Emerging Self-deluded Artform

Lyrics, thoughts, food and other good things, brought to you by Brian...

Picking up where I left off...

Three months ago today I began a post I had intended to be based on the conflict between sacred and secular music. Well, it kinda got left behind. I blame society.

I couldn't help, however, turning my thoughts again to the topic, but with a slightly different focus. I tend to question the definitions of good and bad music. To some people, Nickelback is "good" - or even great. Personal taste aside, I think we can all admit that they're not beginning any music revolutions. What really intrigues me, though, is the difference between morally good or bad music.

The Beatles are (were) musical giants and their mostly mellow song is parent-friendly.
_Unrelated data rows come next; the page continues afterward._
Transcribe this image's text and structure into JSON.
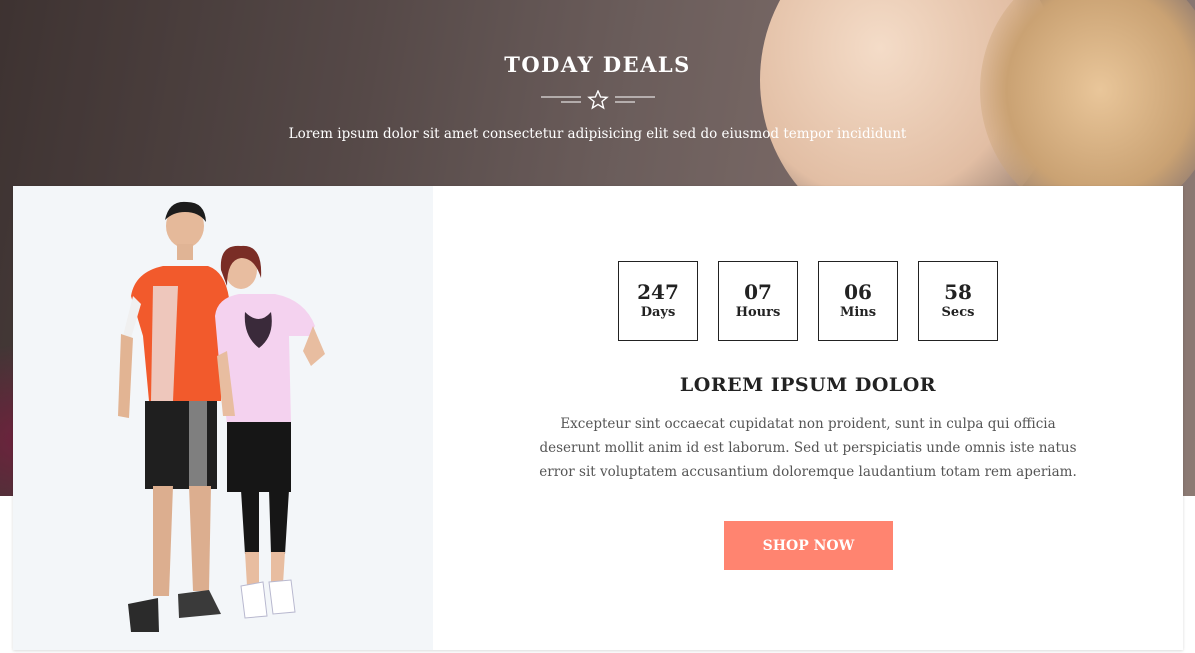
{
  "section": {
    "title": "TODAY DEALS",
    "subtitle": "Lorem ipsum dolor sit amet consectetur adipisicing elit sed do eiusmod tempor incididunt"
  },
  "countdown": [
    {
      "value": "247",
      "label": "Days"
    },
    {
      "value": "07",
      "label": "Hours"
    },
    {
      "value": "06",
      "label": "Mins"
    },
    {
      "value": "58",
      "label": "Secs"
    }
  ],
  "deal": {
    "heading": "LOREM IPSUM DOLOR",
    "text": "Excepteur sint occaecat cupidatat non proident, sunt in culpa qui officia deserunt mollit anim id est laborum. Sed ut perspiciatis unde omnis iste natus error sit voluptatem accusantium doloremque laudantium totam rem aperiam.",
    "button_label": "SHOP NOW"
  },
  "colors": {
    "accent": "#ff8470",
    "text_dark": "#222222",
    "text_body": "#555555",
    "panel_bg": "#f3f6f9"
  },
  "icons": {
    "divider": "star-icon"
  }
}
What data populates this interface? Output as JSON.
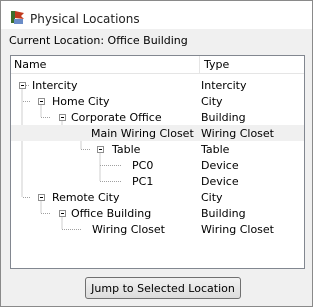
{
  "window": {
    "title": "Physical Locations",
    "current_location_text": "Current Location: Office Building"
  },
  "tree": {
    "columns": [
      "Name",
      "Type"
    ],
    "rows": [
      {
        "name": "Intercity",
        "type": "Intercity"
      },
      {
        "name": "Home City",
        "type": "City"
      },
      {
        "name": "Corporate Office",
        "type": "Building"
      },
      {
        "name": "Main Wiring Closet",
        "type": "Wiring Closet"
      },
      {
        "name": "Table",
        "type": "Table"
      },
      {
        "name": "PC0",
        "type": "Device"
      },
      {
        "name": "PC1",
        "type": "Device"
      },
      {
        "name": "Remote City",
        "type": "City"
      },
      {
        "name": "Office Building",
        "type": "Building"
      },
      {
        "name": "Wiring Closet",
        "type": "Wiring Closet"
      }
    ]
  },
  "button": {
    "jump_label": "Jump to Selected Location"
  },
  "icons": {
    "title": "network-location-icon"
  }
}
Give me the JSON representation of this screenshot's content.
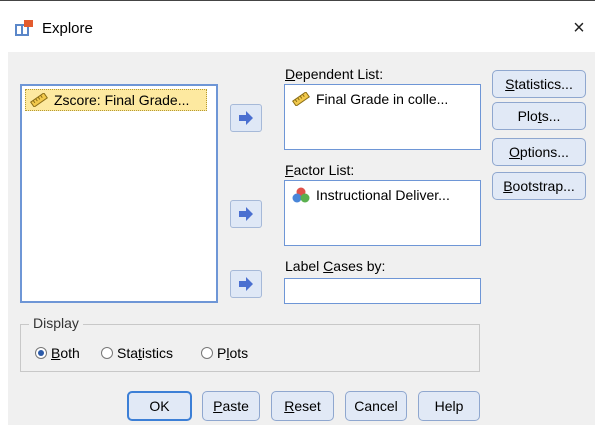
{
  "window": {
    "title": "Explore",
    "close_label": "×",
    "icon": "explore-app-icon"
  },
  "source_list": {
    "items": [
      {
        "label": "Zscore:  Final Grade...",
        "icon": "ruler-icon",
        "selected": true
      }
    ]
  },
  "move_button_icon": "arrow-right-icon",
  "dependent_list": {
    "label_underlined": "D",
    "label_rest": "ependent List:",
    "items": [
      {
        "label": "Final Grade in colle...",
        "icon": "ruler-icon"
      }
    ]
  },
  "factor_list": {
    "label_underlined": "F",
    "label_rest": "actor List:",
    "items": [
      {
        "label": "Instructional Deliver...",
        "icon": "nominal-icon"
      }
    ]
  },
  "label_cases": {
    "label_before": "Label ",
    "label_underlined": "C",
    "label_after": "ases by:",
    "value": ""
  },
  "side_buttons": {
    "statistics": {
      "u": "S",
      "rest": "tatistics..."
    },
    "plots": {
      "before": "Plo",
      "u": "t",
      "after": "s..."
    },
    "options": {
      "u": "O",
      "rest": "ptions..."
    },
    "bootstrap": {
      "u": "B",
      "rest": "ootstrap..."
    }
  },
  "display": {
    "legend": "Display",
    "both": {
      "u": "B",
      "rest": "oth",
      "selected": true
    },
    "statistics": {
      "before": "Sta",
      "u": "t",
      "after": "istics",
      "selected": false
    },
    "plots": {
      "before": "P",
      "u": "l",
      "after": "ots",
      "selected": false
    }
  },
  "bottom_buttons": {
    "ok": "OK",
    "paste": {
      "u": "P",
      "rest": "aste"
    },
    "reset": {
      "u": "R",
      "rest": "eset"
    },
    "cancel": "Cancel",
    "help": "Help"
  },
  "colors": {
    "listbox_border": "#6e96d6",
    "selection": "#fde9a0",
    "button_fill": "#e1e9f6",
    "arrow_fill": "#4a6fd0"
  }
}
But how do we reconcile the fact that half of their songs were written directly about experiences with drugs? Is this okay? I'm not sure myself. I like the Beatles, though I don't love them, but that's not the point. We often have this idea in our heads that one kind of music is okay and another kind is not, based entirely upon the kind and volume of the instruments and rarely on the lyrics or intent.

Classical music is holy, rap is evil. Acoustic is uplifting, electric is just noise. Songs about love warm the heart, songs about lonliness make kids depressed. Is this really the case? Obviously I don't think so or I wouldn't have written it in such a club-footed attempt at wit.

Still, there must be some answers. Is it all just personal preference? I hope not.

As always, feel free to leave opinions. Anyone with bands/artists/groups they know of which may enlighten the topic, please do let me know.

P.S. Nickelback sucks!

P.P.S. Any views expressed in this post are not necessarily those of the Canadian government, the VanDooren family or Ontario Sod Growers and all its subsidiaries.